- **What the task requires**: The word "checkbox" occurs in some lines of the listing. Copy those lines.
+---+
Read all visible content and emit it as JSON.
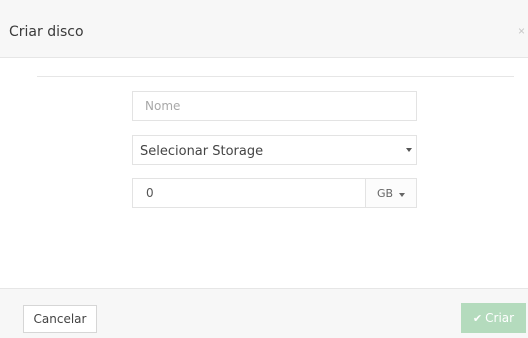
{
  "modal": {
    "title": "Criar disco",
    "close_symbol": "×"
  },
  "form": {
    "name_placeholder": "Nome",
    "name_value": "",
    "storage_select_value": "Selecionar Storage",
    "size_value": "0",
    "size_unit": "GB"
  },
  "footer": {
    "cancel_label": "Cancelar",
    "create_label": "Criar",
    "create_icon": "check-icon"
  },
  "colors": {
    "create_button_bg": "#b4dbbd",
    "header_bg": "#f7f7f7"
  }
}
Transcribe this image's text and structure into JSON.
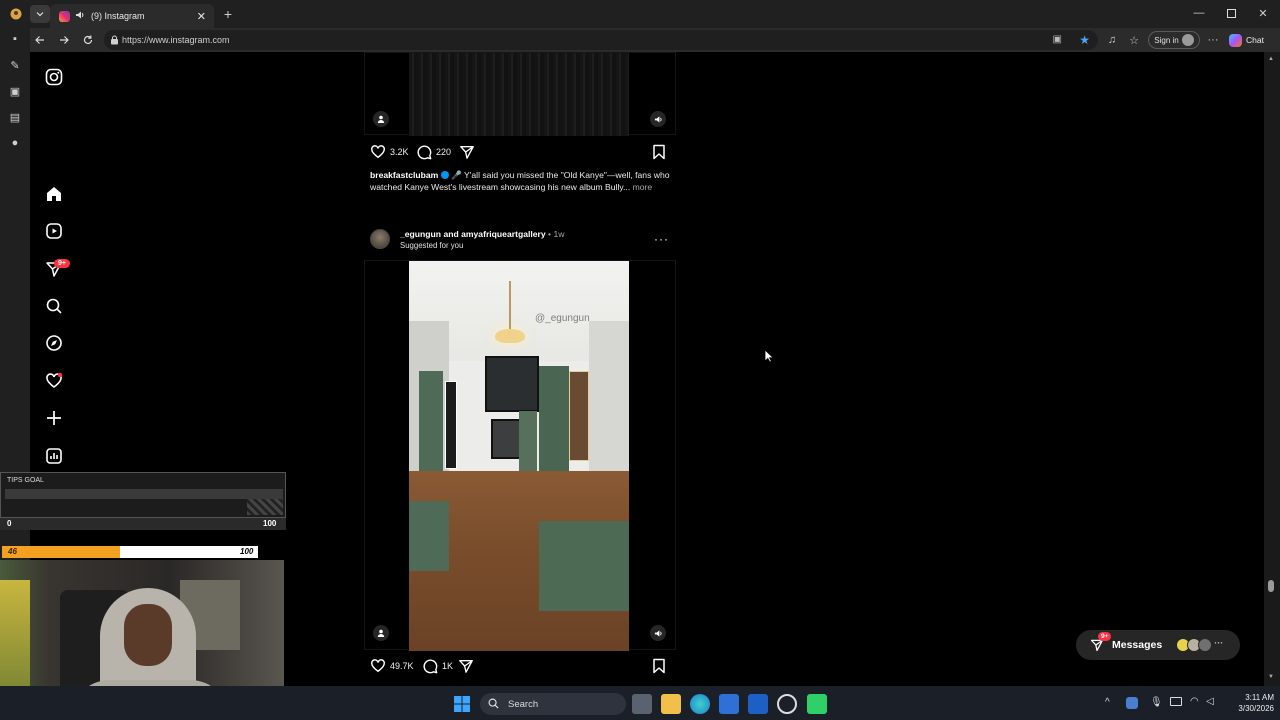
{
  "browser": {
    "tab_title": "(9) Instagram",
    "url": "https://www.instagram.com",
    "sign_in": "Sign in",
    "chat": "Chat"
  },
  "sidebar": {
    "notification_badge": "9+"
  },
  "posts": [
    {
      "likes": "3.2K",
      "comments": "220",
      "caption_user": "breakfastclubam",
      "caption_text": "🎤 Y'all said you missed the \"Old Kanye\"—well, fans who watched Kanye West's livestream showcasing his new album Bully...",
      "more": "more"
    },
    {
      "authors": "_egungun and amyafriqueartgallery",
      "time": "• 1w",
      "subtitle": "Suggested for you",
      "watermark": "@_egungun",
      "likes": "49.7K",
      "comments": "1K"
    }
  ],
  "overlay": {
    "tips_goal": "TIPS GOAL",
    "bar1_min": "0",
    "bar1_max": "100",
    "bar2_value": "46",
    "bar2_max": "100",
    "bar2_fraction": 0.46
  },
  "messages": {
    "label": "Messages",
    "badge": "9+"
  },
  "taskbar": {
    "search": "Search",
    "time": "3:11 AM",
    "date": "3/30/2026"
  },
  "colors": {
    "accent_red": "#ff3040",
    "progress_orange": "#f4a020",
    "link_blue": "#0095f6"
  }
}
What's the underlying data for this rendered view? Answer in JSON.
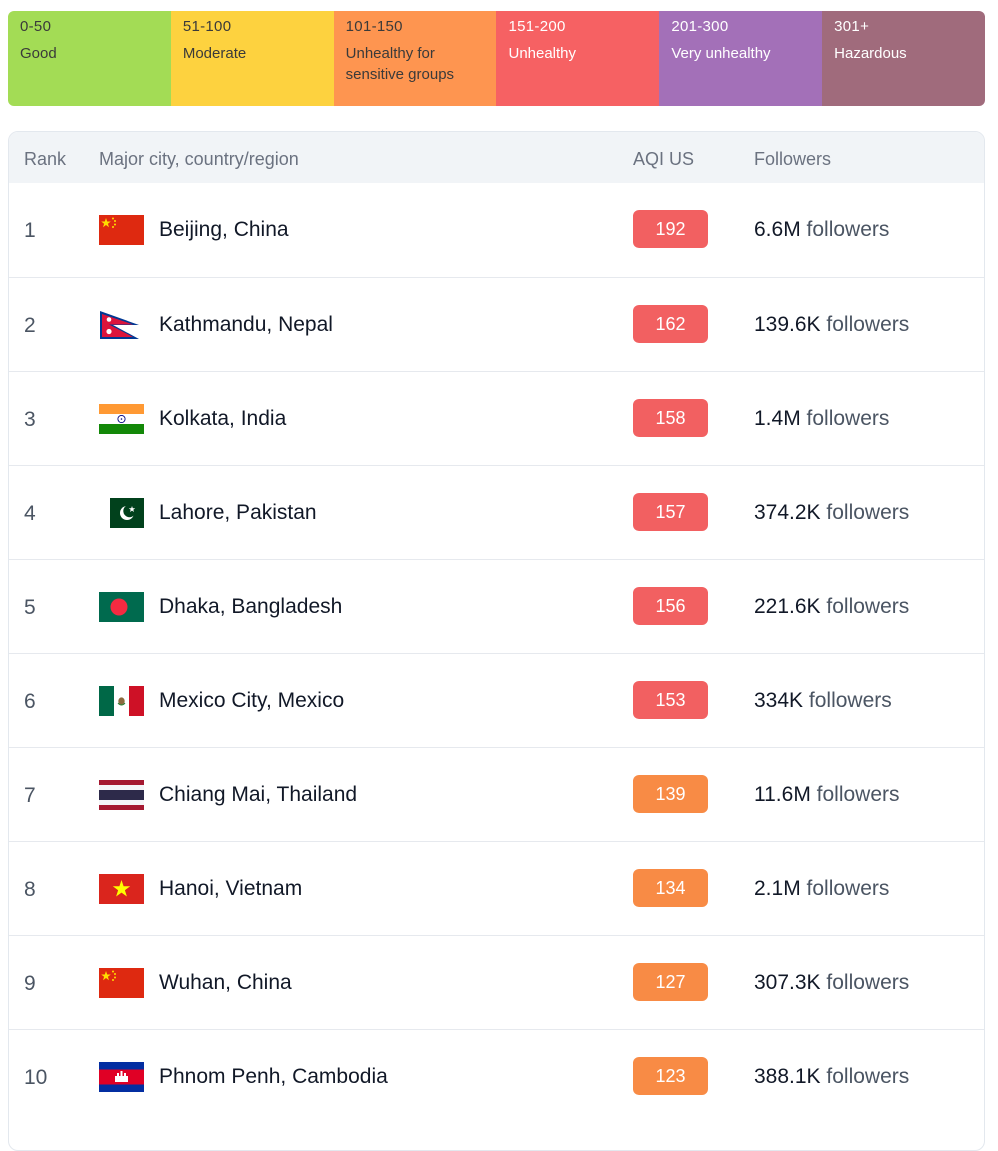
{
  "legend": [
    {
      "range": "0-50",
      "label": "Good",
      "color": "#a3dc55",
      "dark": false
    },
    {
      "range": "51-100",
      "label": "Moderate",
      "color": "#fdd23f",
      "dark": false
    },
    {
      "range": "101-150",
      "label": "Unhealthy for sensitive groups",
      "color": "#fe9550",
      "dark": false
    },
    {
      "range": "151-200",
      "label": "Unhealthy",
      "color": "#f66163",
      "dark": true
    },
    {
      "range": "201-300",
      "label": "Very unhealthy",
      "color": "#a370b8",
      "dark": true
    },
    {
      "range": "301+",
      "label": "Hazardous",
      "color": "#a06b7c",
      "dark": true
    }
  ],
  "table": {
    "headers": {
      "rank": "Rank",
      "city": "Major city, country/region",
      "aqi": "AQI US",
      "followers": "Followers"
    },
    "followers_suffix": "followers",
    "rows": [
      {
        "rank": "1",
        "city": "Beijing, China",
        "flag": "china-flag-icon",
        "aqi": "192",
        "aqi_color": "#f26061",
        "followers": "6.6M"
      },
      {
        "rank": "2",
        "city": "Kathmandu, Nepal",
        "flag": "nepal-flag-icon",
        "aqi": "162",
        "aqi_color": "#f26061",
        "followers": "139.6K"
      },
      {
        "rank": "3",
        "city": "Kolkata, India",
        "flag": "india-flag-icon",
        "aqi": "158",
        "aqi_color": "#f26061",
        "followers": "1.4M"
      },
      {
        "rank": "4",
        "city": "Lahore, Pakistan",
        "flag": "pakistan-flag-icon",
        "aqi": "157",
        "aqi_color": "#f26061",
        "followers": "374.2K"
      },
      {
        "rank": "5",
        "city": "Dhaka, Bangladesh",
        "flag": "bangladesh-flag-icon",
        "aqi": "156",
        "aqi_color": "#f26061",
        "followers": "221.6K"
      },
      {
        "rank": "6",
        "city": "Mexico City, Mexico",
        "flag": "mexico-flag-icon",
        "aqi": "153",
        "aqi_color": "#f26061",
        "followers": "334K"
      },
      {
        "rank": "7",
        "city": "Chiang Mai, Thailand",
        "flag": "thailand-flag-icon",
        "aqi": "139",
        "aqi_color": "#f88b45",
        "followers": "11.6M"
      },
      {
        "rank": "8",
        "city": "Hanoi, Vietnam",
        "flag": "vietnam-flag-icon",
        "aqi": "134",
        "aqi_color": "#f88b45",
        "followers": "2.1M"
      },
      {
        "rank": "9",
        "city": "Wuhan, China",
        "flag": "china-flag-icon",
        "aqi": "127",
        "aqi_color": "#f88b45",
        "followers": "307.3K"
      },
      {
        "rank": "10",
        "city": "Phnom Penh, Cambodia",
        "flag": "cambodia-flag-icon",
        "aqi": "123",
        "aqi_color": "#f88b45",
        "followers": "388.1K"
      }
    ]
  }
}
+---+
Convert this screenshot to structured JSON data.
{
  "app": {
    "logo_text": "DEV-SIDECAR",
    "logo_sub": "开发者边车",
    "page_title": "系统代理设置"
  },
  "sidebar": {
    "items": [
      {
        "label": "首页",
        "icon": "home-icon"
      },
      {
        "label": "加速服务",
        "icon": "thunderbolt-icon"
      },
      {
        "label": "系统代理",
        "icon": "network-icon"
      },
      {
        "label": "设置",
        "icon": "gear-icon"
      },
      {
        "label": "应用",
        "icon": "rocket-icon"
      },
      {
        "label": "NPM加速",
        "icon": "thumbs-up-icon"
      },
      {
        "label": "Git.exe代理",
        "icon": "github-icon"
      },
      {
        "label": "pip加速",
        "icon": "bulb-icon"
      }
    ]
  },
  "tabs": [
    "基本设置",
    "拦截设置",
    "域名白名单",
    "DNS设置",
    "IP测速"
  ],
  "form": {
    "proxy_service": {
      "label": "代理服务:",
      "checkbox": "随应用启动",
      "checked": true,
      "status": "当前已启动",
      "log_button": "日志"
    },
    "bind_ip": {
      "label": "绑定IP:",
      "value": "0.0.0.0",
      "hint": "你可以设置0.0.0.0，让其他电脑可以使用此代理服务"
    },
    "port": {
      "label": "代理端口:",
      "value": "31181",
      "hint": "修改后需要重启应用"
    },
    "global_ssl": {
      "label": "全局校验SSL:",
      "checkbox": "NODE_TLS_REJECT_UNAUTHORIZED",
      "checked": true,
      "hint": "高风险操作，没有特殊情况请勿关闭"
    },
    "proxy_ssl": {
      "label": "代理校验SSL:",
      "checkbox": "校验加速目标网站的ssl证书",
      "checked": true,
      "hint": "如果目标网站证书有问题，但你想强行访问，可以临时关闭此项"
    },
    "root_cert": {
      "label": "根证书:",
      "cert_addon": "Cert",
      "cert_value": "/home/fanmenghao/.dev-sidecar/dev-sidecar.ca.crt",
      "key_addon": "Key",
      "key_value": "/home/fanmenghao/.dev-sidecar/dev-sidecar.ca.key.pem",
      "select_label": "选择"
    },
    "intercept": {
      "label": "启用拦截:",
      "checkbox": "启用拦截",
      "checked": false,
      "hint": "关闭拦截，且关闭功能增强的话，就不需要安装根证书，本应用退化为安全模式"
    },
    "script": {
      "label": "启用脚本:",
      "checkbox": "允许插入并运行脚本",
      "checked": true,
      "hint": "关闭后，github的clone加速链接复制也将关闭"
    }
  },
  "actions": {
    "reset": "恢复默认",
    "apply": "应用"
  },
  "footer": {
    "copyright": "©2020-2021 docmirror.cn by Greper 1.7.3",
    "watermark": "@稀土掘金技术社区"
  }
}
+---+
- **Result**:
      "checkbox": "随应用启动",
      "checkbox": "NODE_TLS_REJECT_UNAUTHORIZED",
      "checkbox": "校验加速目标网站的ssl证书",
      "checkbox": "启用拦截",
      "checkbox": "允许插入并运行脚本",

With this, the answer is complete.